These values were entered into the Bull Value Cow-Q-Lator, found here, and resulted in three different unadjusted costs per weaned calf, which were $119.47 for Bull 1, $149.76 for Bull 2, and $104.33 for Bull 3, these are listed in the first row of Table 1. If costs were all that are considered, Bull 3 has the lowest annual unadjusted cost per weaned calf of $104.33. However, if the expected average value added by each bull is included in the analysis ($10 more for Bull 1, $50 more for Bull 2, and $0 more for Bull 3), Bull 2 becomes the best buy since the adjusted costs per weaned calf of $99.76 is lower than all other bulls. Adjusted cost is equal to unadjusted costs per weaned calf, $149.76, minus the added value of the weaned calf, $50. This adjusted cost is more than $4 per calf less than Bull 3 and more than $9 less than Bull 1. The adjusted results are recorded in the second row of Table 1.

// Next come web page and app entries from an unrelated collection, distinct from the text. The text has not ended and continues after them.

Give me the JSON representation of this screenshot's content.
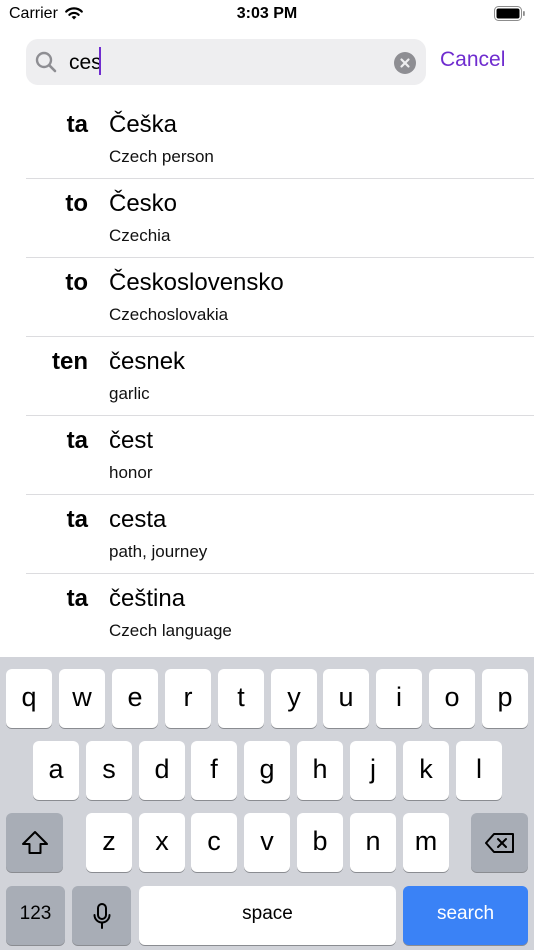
{
  "status_bar": {
    "carrier": "Carrier",
    "time": "3:03 PM"
  },
  "search": {
    "query": "ces",
    "cancel_label": "Cancel"
  },
  "results": [
    {
      "gender": "ta",
      "word": "Češka",
      "translation": "Czech person"
    },
    {
      "gender": "to",
      "word": "Česko",
      "translation": "Czechia"
    },
    {
      "gender": "to",
      "word": "Československo",
      "translation": "Czechoslovakia"
    },
    {
      "gender": "ten",
      "word": "česnek",
      "translation": "garlic"
    },
    {
      "gender": "ta",
      "word": "čest",
      "translation": "honor"
    },
    {
      "gender": "ta",
      "word": "cesta",
      "translation": "path, journey"
    },
    {
      "gender": "ta",
      "word": "čeština",
      "translation": "Czech language"
    }
  ],
  "keyboard": {
    "row1": [
      "q",
      "w",
      "e",
      "r",
      "t",
      "y",
      "u",
      "i",
      "o",
      "p"
    ],
    "row2": [
      "a",
      "s",
      "d",
      "f",
      "g",
      "h",
      "j",
      "k",
      "l"
    ],
    "row3": [
      "z",
      "x",
      "c",
      "v",
      "b",
      "n",
      "m"
    ],
    "numbers_label": "123",
    "space_label": "space",
    "search_label": "search"
  },
  "colors": {
    "accent": "#6f2ccf",
    "search_key": "#3a82f6"
  }
}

Note that the CCBull column in Table 1 has the lowest unadjusted and adjusted cost and represents an estimate of the user’s current bull costs. This column indicates that current production costs are lower than any of the 3 bulls considered in the example for purchase. The last row in Table 1 shows that the estimated added value of calves from each of the bulls needed to keep cost constant. The added value per calf needed is $21.76, $52.05 and $6.62 for Bulls 1, 2, and 3 respectively. Any amount less than this value would result in an increase in net breeding cost. To demonstrate this point, Bull 1, purchased for $6000, has an expected $119.47 unadjusted cost per weaned calf and a $109.47 adjusted cost per weaned calf, due to a $10 expected added value of the calf would require an additional $11.76 added calf value to keep net breeding cost unchanged from estimated current net breeding costs of $97.71.
Another way this worksheet might be useful is use it to estimate the purchase price of a bull or set of bulls while maintaining a designated net breeding cost. To illustrate how this might be done suppose the same buyer from above wants to keep adjusted costs per weaned calf at the same level as their estimated current costs, the CCBull column in Table 1. In this case the buyer wishes to determine what the bull/s purchase price/s would be in order to maintain current net breeding costs. These cost estimates can be simply obtained by changing the bull purchase price/s for the selected animal/s, until their adjusted costs per weaned calf matches the CCBull’s adjusted per weaned calf costs (Row 2, Table 1). Using this technique along with the information from the first example, it is estimated that Bull 1 would be priced at $5,223, Bull 2 at $7,865 and Bull 3 at $4,563. See Table 2. These prices would be the maximum the buyer should be willing to pay for these bulls if the designated goal costs (net breeding costs) are to be maintained.
Whether you use this worksheet or develop something else when purchasing your herd sire, it is important to remember to try and include an accurate estimate of the added value to production gained or lost by using that sire as well as knowing the total purchase costs. This may require some effort since not all benefits and costs are easily measured or estimated. To accomplish this, each animal purchase should be as measured as objectively as possible. The closer these estimates reflect reality, the better are the chances that the decisions made using that information will achieve the desired results.
To obtain a copy of this spreadsheet click here, then select the red hyperlink titled “Bull Value Cow-Q-Lator”. Click on this hyperlink to download the decision tool. This decision aid requires the Microsoft Excel® program.